A man, a plan, a carnivorous plant – Little Shop of Horrors is the musical (immortalised in the 1986 film) based on a 1960 B movie that was shot on a borrowed set in two days and featured an unrehearsed young Jack Nicholson. I only dimly remember the 1986 movie, but have never seen the 1960 one. The story is the tale of a Skid Row florists, on the brink of closure until an exotic plant (Audrey II) saves it, propelling geeky, naive Seymour, a role played tonight by Sam Lupton, and the shop into fame. But Seymour has a dark secret; Audrey II hungers for human flesh.

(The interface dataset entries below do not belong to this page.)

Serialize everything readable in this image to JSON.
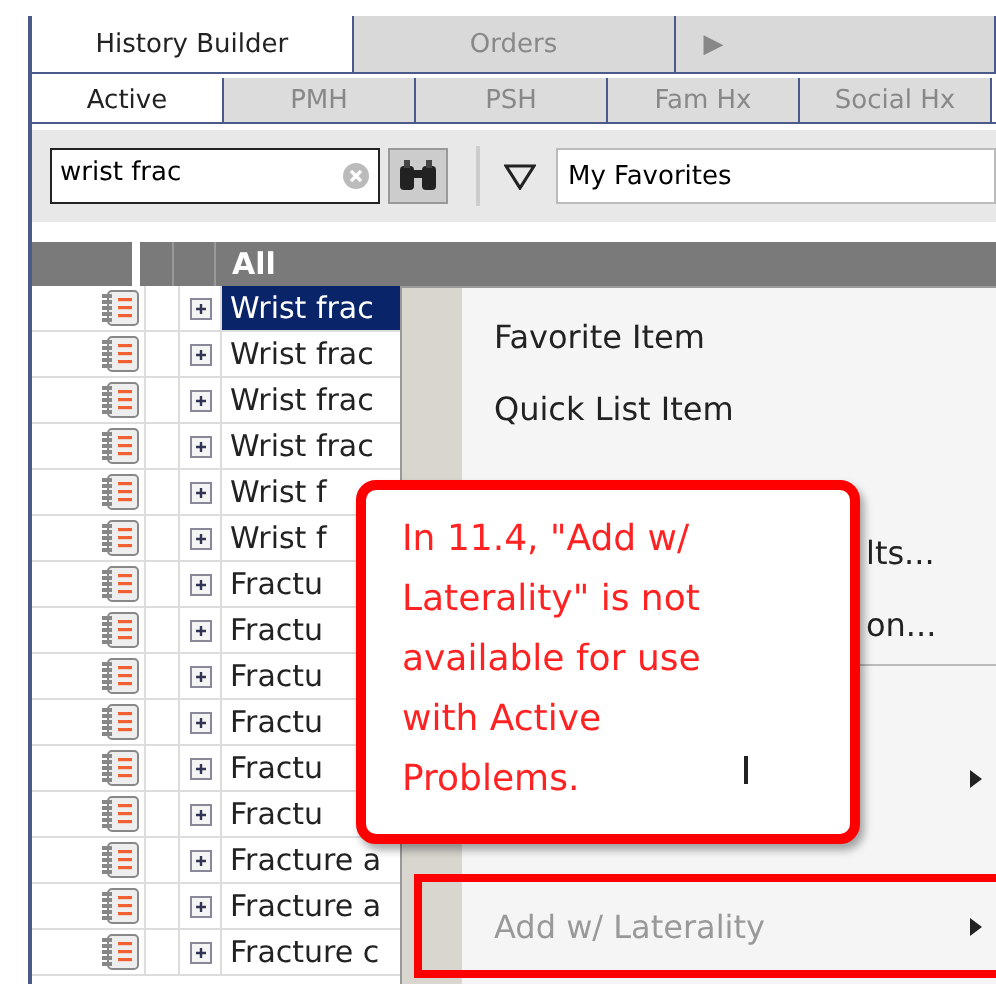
{
  "top_tabs": [
    {
      "label": "History Builder",
      "selected": true
    },
    {
      "label": "Orders",
      "selected": false
    },
    {
      "label": "▶",
      "selected": false
    }
  ],
  "sub_tabs": [
    {
      "label": "Active",
      "selected": true
    },
    {
      "label": "PMH",
      "selected": false
    },
    {
      "label": "PSH",
      "selected": false
    },
    {
      "label": "Fam Hx",
      "selected": false
    },
    {
      "label": "Social Hx",
      "selected": false
    }
  ],
  "search": {
    "value": "wrist frac"
  },
  "filter": {
    "value": "My Favorites"
  },
  "table": {
    "header": "All",
    "rows": [
      {
        "name": "Wrist frac",
        "selected": true
      },
      {
        "name": "Wrist frac",
        "selected": false
      },
      {
        "name": "Wrist frac",
        "selected": false
      },
      {
        "name": "Wrist frac",
        "selected": false
      },
      {
        "name": "Wrist f",
        "selected": false
      },
      {
        "name": "Wrist f",
        "selected": false
      },
      {
        "name": "Fractu",
        "selected": false
      },
      {
        "name": "Fractu",
        "selected": false
      },
      {
        "name": "Fractu",
        "selected": false
      },
      {
        "name": "Fractu",
        "selected": false
      },
      {
        "name": "Fractu",
        "selected": false
      },
      {
        "name": "Fractu",
        "selected": false
      },
      {
        "name": "Fracture a",
        "selected": false
      },
      {
        "name": "Fracture a",
        "selected": false
      },
      {
        "name": "Fracture c",
        "selected": false
      }
    ]
  },
  "context_menu": [
    {
      "label": "Favorite Item",
      "disabled": false,
      "submenu": false
    },
    {
      "label": "Quick List Item",
      "disabled": false,
      "submenu": false
    },
    {
      "kind": "covered",
      "submenu": false
    },
    {
      "kind": "fragment",
      "label": "lts...",
      "disabled": false,
      "submenu": false
    },
    {
      "kind": "fragment",
      "label": "on...",
      "disabled": false,
      "submenu": false
    },
    {
      "kind": "separator"
    },
    {
      "kind": "covered",
      "submenu": false
    },
    {
      "kind": "covered",
      "submenu": true
    },
    {
      "kind": "covered",
      "submenu": false
    },
    {
      "label": "Add w/ Laterality",
      "disabled": true,
      "submenu": true,
      "highlighted": true
    }
  ],
  "callout": {
    "text": "In 11.4, \"Add w/ Laterality\" is not available for use with Active Problems."
  }
}
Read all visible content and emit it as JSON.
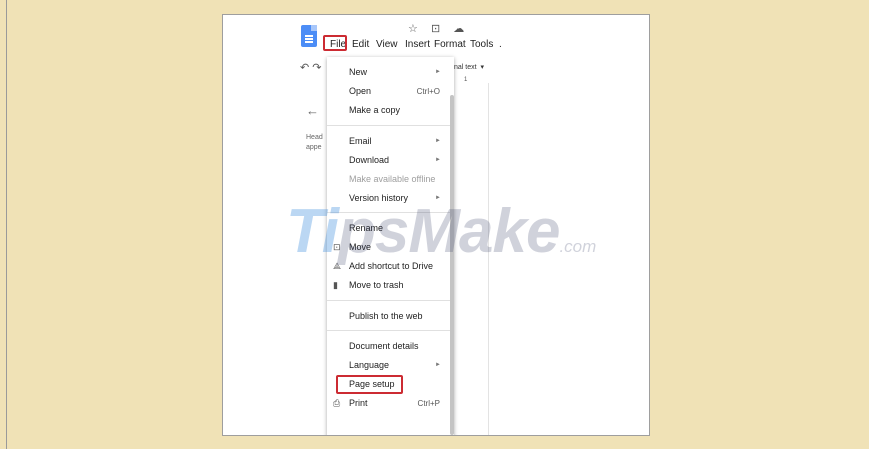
{
  "header": {
    "star_icon": "☆",
    "folder_icon": "⊡",
    "cloud_icon": "☁"
  },
  "menubar": {
    "items": [
      "File",
      "Edit",
      "View",
      "Insert",
      "Format",
      "Tools",
      "."
    ]
  },
  "toolbar": {
    "undo_icon": "↶",
    "redo_icon": "↷",
    "style": "nal text",
    "ruler": "1"
  },
  "outline": {
    "back_icon": "←",
    "text_line1": "Head",
    "text_line2": "appe"
  },
  "file_menu": {
    "new": "New",
    "open": "Open",
    "open_shortcut": "Ctrl+O",
    "make_copy": "Make a copy",
    "email": "Email",
    "download": "Download",
    "offline": "Make available offline",
    "version_history": "Version history",
    "rename": "Rename",
    "move": "Move",
    "add_shortcut": "Add shortcut to Drive",
    "trash": "Move to trash",
    "publish": "Publish to the web",
    "details": "Document details",
    "language": "Language",
    "page_setup": "Page setup",
    "print": "Print",
    "print_shortcut": "Ctrl+P",
    "submenu_arrow": "►"
  },
  "watermark": {
    "ti": "Ti",
    "ps": "ps",
    "make": "Make",
    "com": ".com"
  },
  "colors": {
    "highlight": "#cc2b32",
    "docs_blue": "#4c8df6",
    "background": "#f0e2b6"
  }
}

Our narrators are Crystal, played by Sasha Latoya; Chiffon, played by Vanessa Fisher; and Ronnette, played by Cassie Claire. I would happily pay for two hours of nothing but the three of them. They nailed the late 50s/early 60s Motown girl band harmonies, and were sassy and bubbly with it. Seymour is joined by Audrey (after whom the plant is named) played by Stephanie Clift in a wardrobe I’d like to borrow; Mushnik, flower shop owner, played by Paul Kissaun; and of course Audrey II, played by a series of ever increasing foam plant puppets. On the poster, and the front of the programme, however is “The Dentist” or to give him his given name, Orin. Played by Rhydian Roberts (just “Rhydian” in the programme, “Rhydian from the X Factor” to most) he is Audrey (the woman not the plant)’s abusive boyfriend. Little Shop of Horrors is a comedy, and it is very, very funny. It is not a subtle discourse on domestic violence. That said, The Dentist is pleasingly, unequivocally evil. No excuses are made for him and Audrey’s assertion she deserves no better, given her past, rings very sadly true. I last saw Rhydian in Joseph and while I was blown away with his singing, at that point his acting impressed less. He’s grown onto the stage, and gave the role a hint of camp, but a lot of genuine menace. Still, “Be a Dentist” is very funny and very well done, without ever making us empathise with Orin. Orin only gets two songs, but Rhydian comes back in Act Two as a few businessmen (and women) making Seymour offers he really should refuse.

Little Shop of Horrors is extremely well staged. It takes place in a compact location, amply provided by the scenery. The music, costuming and aesthetics perfectly capture the 1980s view of the 1960s (Motown with slap bass, leopardprint pencil skirts and hi top trainers). The music is perfect and of course there’s the real star of the show, Audrey II. From hand-held pot plant to stage-dominating, man-eating land-leviathan, Audrey II is the star of this (excellent) compact cast. Puppeted by Josh Wilmott and voiced by Neil Nicholas, Audrey II is no B movie creature, s/he is sublime.

Little Shop of Horrors is darkly comic, beautifully sung and well-acted. I worried that without fond memories of the film the musical would fall flat – I was wrong. It’s a great show and brilliantly done. It’s well worth spending a Suppertime with Audrey II. Just remember, an exotic plant like that needs more than Baby Bio.

[Catherine Rogan – 7 September 2016]

Little Shop of Horrors is at Woking’s New Victoria theatre from Wednesday 7 September to Saturday 10 September at 7.30pm plus Saturday matinee at 2.30pm

Sam Lupton as Seymour in Little Shop of Horrors. Photograph by Matt Martin
Sam Lupton as Seymour in Little Shop of Horrors. Photograph by Matt Martin